Information shown:

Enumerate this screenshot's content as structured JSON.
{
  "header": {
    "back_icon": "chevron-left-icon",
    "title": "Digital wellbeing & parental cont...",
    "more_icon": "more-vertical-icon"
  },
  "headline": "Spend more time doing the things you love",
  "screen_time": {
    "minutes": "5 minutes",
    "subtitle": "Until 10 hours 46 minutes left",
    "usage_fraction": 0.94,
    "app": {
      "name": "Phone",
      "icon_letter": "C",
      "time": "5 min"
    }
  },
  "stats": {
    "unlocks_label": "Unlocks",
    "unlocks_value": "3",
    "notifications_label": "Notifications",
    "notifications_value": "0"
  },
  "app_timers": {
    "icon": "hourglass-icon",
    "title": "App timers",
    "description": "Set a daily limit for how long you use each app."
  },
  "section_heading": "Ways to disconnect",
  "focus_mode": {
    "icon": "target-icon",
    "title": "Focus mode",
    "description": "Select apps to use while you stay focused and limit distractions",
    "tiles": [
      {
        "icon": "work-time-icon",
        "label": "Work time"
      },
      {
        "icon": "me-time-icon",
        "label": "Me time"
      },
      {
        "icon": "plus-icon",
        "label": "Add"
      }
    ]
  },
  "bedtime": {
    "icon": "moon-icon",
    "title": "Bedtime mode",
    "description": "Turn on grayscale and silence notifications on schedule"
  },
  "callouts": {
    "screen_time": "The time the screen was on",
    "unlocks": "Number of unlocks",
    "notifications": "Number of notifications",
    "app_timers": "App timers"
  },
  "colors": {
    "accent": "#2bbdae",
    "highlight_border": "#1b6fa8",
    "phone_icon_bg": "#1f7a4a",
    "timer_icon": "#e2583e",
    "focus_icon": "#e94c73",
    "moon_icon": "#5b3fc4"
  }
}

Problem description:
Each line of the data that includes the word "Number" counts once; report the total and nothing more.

Answer for the task:
2